■ **WORK REQUIRED**
The number of lines containing "Current" is the only answer wanted; work it out from the entries below.

====== INPUT MATERIAL

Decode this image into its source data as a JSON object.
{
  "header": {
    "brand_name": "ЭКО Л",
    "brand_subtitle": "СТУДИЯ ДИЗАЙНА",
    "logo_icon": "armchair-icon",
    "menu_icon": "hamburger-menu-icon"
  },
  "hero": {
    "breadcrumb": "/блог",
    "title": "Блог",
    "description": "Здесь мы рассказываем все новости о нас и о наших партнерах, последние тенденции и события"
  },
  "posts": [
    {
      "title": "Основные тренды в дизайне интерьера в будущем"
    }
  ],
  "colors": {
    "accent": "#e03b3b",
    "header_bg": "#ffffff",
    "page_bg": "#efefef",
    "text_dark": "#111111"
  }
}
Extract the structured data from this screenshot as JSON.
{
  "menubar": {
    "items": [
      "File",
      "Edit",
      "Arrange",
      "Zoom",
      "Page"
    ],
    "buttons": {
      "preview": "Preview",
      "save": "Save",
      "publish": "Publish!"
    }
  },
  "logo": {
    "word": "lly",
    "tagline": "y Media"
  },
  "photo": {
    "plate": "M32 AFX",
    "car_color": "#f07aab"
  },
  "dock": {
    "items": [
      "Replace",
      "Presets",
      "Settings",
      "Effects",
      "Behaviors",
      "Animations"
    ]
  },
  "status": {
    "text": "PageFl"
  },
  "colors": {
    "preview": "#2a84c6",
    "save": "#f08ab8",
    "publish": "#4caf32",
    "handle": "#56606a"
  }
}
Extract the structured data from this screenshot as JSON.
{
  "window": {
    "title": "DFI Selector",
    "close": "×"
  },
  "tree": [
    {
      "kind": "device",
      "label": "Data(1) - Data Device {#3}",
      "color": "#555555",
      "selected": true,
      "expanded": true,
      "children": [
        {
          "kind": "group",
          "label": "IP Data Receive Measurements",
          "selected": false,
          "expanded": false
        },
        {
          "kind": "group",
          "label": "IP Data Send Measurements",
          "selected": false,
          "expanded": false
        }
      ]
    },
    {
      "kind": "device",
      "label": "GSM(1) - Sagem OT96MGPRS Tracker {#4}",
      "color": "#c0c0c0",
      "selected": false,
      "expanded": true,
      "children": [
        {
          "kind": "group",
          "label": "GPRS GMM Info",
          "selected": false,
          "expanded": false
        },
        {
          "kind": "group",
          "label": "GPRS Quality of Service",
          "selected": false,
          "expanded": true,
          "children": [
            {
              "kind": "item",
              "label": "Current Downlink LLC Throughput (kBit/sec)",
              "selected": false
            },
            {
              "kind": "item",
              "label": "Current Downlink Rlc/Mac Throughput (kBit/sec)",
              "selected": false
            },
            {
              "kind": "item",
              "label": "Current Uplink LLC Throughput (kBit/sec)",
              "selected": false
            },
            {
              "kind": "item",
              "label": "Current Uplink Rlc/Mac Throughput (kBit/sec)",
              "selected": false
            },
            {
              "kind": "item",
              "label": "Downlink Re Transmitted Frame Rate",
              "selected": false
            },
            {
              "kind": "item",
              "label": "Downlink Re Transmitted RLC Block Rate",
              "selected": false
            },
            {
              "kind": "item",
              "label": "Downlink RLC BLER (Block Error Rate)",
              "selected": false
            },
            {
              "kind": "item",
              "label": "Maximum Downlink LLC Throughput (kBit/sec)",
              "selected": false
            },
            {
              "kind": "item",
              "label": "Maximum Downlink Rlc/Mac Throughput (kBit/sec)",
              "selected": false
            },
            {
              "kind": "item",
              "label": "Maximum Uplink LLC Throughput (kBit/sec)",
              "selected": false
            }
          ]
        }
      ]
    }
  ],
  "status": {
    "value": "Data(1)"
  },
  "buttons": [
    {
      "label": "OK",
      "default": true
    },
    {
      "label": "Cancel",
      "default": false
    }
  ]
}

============

■ **YOUR RESPONSE**
4